• **Provided entries**:
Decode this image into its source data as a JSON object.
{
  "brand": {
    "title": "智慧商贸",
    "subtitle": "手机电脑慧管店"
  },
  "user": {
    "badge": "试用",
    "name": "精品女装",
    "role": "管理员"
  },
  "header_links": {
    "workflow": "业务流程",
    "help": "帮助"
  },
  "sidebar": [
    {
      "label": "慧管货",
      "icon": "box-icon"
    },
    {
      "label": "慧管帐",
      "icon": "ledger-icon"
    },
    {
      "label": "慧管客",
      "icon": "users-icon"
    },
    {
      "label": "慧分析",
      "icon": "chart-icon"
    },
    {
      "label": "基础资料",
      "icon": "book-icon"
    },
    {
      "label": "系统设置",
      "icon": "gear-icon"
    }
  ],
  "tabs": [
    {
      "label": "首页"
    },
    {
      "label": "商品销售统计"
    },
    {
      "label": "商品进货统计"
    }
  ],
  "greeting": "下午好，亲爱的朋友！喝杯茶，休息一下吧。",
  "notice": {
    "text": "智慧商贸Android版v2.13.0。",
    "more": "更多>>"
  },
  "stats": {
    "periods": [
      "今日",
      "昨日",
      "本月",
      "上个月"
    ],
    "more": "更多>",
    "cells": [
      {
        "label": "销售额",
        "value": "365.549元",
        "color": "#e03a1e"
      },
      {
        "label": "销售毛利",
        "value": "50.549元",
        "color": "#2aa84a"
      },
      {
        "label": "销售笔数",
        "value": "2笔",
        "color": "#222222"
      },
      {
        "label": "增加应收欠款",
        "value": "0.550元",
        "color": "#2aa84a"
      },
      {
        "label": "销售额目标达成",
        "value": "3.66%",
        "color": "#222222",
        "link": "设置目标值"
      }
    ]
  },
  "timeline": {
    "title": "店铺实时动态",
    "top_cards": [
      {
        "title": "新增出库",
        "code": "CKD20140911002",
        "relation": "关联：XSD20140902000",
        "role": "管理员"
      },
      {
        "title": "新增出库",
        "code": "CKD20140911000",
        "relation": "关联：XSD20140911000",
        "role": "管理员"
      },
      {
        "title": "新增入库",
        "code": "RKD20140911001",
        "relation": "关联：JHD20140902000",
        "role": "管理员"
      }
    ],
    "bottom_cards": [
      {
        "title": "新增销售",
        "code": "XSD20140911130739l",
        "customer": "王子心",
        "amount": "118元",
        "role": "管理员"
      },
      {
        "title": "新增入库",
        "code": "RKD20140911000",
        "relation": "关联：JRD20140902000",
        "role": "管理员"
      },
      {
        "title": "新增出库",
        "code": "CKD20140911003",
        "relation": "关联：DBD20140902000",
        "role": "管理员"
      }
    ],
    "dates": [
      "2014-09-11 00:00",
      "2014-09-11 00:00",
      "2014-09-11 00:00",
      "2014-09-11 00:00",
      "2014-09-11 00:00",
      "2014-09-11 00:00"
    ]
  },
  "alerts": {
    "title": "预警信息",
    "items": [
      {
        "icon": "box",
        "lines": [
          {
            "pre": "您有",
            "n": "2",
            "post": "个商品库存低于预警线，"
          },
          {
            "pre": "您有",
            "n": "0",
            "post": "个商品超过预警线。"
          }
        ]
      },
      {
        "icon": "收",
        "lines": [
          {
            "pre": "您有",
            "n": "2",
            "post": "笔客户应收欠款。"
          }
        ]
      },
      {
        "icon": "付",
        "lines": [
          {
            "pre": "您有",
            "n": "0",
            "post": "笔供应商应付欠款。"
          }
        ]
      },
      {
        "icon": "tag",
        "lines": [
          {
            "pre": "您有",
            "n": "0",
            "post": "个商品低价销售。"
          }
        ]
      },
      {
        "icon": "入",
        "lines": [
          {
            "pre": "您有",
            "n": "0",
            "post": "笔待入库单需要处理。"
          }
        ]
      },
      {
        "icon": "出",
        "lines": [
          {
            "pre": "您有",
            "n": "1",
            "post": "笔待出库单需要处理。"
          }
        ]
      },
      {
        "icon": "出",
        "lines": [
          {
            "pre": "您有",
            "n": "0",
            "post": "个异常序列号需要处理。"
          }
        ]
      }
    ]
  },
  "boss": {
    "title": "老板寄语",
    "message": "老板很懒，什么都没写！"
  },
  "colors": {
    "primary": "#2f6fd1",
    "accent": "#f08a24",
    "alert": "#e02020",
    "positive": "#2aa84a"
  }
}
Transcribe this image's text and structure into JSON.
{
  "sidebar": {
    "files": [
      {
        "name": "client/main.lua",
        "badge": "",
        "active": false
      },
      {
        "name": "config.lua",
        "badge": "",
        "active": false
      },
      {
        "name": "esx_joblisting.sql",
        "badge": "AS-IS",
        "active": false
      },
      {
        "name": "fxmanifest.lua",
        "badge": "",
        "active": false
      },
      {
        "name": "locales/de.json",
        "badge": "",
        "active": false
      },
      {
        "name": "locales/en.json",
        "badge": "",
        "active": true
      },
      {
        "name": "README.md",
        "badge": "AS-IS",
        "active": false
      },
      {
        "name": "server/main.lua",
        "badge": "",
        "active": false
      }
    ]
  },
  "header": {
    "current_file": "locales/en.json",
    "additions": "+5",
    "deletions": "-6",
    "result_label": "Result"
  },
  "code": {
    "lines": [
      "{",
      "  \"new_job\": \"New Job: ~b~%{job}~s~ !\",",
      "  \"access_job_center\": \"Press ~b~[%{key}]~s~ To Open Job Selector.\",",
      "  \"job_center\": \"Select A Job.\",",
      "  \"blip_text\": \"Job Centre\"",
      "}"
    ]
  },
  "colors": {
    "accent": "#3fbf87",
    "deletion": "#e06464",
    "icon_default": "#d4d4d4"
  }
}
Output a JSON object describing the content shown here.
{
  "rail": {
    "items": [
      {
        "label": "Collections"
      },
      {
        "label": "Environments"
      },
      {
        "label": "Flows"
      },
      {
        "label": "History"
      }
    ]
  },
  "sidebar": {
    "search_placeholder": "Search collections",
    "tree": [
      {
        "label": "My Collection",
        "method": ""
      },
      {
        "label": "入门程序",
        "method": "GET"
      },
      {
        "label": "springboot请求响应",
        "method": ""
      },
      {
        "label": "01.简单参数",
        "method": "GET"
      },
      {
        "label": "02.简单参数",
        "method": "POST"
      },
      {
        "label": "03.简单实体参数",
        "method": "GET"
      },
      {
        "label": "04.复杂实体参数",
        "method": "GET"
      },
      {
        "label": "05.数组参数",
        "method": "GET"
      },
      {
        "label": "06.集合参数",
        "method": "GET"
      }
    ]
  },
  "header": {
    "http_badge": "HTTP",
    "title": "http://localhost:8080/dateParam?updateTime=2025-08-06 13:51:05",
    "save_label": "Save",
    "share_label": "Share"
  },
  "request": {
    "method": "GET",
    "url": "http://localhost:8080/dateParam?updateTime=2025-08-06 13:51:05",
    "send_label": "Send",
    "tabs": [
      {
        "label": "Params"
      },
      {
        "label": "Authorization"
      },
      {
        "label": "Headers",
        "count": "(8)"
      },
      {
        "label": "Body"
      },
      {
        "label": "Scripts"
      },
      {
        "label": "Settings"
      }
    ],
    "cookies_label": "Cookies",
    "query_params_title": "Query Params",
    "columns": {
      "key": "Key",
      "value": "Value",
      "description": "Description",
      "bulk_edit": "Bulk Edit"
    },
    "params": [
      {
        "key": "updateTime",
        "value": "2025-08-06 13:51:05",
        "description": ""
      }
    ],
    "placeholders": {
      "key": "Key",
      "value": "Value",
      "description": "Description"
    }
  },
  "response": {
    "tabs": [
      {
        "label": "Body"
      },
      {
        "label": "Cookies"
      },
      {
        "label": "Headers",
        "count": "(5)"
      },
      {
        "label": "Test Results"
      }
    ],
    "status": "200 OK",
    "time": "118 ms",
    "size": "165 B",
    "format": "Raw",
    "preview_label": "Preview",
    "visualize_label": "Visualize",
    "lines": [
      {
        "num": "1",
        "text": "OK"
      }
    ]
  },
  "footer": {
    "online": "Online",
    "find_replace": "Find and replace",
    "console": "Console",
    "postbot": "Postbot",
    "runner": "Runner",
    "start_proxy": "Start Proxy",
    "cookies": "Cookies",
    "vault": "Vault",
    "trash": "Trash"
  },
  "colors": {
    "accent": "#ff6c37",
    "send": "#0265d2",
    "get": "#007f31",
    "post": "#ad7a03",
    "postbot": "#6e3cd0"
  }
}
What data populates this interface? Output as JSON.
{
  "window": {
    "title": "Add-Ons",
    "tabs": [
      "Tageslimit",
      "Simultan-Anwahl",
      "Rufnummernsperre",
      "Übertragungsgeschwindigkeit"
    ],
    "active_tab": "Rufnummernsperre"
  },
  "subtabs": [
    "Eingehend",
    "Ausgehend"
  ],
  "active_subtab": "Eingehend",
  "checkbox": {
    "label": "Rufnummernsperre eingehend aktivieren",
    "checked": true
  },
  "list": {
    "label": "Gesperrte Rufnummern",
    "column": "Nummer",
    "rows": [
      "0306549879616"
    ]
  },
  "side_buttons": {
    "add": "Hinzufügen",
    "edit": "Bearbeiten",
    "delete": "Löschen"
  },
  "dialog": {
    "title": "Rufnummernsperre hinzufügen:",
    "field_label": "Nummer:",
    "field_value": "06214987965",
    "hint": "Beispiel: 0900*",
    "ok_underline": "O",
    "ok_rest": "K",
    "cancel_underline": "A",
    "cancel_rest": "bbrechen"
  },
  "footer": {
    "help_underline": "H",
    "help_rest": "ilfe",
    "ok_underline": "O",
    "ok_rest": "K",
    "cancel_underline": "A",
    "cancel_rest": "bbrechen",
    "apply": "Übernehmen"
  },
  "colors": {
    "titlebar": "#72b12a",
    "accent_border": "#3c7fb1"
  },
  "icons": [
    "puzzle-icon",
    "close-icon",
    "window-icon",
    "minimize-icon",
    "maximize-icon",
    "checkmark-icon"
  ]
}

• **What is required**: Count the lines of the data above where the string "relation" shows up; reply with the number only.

• **Written reply**: 5